Five-year price control exemption for new medicines to give rare disease patients access to orphan drugs
The Central government has amended the Drugs Price Control Order (DPCO) to exempt innovative medications developed by foreign companies from price control for five years. The move is expected to be a boon for many rare disease patients in India as it would give them access to novel drugs that are currently only available abroad.
As per a notification issued by the Ministry of Chemicals and Fertilisers, producers of new drugs patented under the Indian Patent Act of 1970 are exempted from price regulation for a period of five years from the date of commencement of its commercial marketing by the manufacturer in the country.
DPCO sets the rules for regulating the prices of medicines through a National List of Essential Medicines, known as Schedule-I.
Orphan drugs are medications intended for diagnosis, prevention or treatment of life-threatening or debilitating rare diseases. As the number of people suffering from such diseases is very small, the pharmaceutical companies don’t find it feasible to develop and sell drugs for them. However, data released by the US Food and Drug Administration shows that 9 of the 22 new medications approved in 2016, or 41 percent, are orphan drugs to treat rare diseases.
It may be noted that the Indian government has been reviewing a Niti Aayog proposal to amend ‘Para 32’ of the DPCO to add orphan drugs, unbranded generic drugs and any other drugs decided by the proposed Standing Committee on Affordable Medicines and Health Products. Para 32 gives the power to the National Pharmaceutical Pricing Authority to exempt certain class of drugs from price regulations.

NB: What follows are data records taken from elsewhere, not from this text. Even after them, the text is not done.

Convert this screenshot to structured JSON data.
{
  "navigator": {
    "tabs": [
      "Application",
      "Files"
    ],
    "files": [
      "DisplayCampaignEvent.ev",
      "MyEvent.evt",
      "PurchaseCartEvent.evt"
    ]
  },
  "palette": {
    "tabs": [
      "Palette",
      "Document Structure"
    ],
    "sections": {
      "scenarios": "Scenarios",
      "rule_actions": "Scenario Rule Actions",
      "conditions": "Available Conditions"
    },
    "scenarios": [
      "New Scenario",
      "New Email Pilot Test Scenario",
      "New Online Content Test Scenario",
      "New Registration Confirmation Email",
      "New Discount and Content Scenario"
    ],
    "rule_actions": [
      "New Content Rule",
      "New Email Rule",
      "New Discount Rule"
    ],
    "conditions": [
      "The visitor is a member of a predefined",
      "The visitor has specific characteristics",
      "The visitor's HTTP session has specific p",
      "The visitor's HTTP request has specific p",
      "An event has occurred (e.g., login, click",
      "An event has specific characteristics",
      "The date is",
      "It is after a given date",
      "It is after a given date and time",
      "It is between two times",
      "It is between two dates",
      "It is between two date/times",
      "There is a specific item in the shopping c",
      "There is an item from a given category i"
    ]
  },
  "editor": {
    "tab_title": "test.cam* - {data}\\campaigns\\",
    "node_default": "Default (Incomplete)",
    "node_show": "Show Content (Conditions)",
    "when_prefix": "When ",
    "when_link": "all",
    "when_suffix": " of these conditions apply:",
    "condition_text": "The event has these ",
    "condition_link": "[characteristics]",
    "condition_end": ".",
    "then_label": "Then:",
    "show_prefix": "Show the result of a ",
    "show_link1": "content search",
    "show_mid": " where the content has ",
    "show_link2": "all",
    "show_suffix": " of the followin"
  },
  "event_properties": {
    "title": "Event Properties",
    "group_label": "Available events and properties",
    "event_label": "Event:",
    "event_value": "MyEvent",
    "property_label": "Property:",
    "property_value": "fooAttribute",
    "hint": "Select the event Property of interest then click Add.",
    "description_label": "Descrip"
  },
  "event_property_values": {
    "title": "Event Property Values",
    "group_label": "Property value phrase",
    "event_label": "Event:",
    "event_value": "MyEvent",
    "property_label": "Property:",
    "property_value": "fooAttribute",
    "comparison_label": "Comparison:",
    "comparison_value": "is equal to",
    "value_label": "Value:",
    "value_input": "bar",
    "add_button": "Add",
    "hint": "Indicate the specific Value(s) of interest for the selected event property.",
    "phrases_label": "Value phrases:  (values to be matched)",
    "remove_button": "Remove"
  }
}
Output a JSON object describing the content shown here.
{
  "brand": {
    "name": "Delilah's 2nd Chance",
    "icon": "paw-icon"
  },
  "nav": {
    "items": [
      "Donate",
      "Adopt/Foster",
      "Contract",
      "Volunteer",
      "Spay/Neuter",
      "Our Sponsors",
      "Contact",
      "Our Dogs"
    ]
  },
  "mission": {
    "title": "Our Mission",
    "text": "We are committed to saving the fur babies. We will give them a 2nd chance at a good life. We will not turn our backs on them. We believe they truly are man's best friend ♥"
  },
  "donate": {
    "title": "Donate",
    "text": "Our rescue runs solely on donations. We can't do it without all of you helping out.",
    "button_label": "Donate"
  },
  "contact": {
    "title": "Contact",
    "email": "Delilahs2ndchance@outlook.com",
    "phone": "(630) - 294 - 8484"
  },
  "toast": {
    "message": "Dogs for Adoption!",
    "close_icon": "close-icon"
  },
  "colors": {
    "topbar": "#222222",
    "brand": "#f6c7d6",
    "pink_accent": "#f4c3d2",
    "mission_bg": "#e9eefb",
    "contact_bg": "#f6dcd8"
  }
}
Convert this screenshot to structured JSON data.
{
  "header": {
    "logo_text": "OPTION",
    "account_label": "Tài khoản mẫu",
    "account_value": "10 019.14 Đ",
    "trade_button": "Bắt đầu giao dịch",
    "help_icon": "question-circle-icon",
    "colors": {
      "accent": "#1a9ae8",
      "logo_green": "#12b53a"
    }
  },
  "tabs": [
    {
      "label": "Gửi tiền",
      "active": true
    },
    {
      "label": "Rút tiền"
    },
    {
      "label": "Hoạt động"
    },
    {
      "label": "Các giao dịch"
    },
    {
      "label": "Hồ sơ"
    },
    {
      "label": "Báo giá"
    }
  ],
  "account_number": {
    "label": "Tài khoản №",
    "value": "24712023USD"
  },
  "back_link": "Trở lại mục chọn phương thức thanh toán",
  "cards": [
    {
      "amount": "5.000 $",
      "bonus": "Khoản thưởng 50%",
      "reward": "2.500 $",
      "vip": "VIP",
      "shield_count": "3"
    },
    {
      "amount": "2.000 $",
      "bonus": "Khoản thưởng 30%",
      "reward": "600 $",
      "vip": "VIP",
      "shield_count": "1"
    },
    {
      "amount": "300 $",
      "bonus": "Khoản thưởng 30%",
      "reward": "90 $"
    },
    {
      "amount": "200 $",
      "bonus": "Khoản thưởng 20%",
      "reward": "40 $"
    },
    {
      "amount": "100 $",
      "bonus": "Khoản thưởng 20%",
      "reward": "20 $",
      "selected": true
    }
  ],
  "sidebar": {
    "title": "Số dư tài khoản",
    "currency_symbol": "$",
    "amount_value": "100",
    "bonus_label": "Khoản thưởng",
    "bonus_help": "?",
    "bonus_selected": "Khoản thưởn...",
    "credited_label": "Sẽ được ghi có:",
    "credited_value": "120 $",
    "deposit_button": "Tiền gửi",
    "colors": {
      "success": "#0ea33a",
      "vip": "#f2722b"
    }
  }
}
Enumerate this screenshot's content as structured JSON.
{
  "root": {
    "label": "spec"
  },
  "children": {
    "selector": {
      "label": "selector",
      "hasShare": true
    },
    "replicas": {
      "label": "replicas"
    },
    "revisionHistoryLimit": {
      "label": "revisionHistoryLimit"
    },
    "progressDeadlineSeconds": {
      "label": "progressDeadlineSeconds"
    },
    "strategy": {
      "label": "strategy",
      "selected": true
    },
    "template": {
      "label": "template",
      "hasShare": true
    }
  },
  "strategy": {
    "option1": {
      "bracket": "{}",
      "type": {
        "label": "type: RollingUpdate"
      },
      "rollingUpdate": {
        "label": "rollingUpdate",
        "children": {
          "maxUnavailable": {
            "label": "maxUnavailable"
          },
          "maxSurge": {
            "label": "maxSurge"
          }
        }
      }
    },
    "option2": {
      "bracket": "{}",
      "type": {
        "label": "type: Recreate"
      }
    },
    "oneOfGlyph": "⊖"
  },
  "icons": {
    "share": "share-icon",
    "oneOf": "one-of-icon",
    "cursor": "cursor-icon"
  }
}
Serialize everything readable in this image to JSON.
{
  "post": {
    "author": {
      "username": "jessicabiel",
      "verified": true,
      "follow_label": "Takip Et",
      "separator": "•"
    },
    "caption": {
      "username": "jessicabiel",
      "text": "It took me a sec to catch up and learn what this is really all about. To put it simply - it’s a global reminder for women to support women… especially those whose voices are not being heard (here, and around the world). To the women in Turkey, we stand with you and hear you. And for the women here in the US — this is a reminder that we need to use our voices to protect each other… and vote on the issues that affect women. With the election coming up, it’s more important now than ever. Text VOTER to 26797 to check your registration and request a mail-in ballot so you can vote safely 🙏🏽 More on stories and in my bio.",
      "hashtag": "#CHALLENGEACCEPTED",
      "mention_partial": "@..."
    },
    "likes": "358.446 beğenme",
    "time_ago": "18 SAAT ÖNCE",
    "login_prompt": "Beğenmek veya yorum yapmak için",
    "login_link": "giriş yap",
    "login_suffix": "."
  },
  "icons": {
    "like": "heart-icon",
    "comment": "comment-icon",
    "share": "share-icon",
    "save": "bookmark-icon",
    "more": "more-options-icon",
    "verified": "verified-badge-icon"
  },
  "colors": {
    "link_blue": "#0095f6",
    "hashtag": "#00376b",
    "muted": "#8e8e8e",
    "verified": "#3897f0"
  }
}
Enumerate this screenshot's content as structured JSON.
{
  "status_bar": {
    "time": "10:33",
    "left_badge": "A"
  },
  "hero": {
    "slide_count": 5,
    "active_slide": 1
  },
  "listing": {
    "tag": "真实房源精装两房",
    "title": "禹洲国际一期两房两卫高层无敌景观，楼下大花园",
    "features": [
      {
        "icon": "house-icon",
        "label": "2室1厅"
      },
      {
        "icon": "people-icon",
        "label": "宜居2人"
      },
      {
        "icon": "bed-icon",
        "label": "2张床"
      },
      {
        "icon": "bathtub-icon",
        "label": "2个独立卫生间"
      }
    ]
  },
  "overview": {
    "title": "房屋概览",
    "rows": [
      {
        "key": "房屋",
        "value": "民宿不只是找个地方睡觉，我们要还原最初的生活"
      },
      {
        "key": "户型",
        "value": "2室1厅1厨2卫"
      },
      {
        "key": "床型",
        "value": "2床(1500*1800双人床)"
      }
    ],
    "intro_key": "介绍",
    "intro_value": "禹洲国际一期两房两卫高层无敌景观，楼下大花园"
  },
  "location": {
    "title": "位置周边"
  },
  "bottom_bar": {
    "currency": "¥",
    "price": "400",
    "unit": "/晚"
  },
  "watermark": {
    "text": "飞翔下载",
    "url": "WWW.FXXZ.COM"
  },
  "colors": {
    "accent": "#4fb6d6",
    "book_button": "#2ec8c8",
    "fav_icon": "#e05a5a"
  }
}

The World Health Organisation defines rare disease as an often debilitating lifelong condition or disorder with a prevalence of one or less per 1,000 population. But different countries have their own definitions depending on their specific requirements. India, as of now, doesn’t have a standard definition but experts consider disorders that affect less than one in 2,500 people as rare diseases here. It is estimated that one in 20 Indians is affected by one of the 7,000 diseases listed as rare diseases.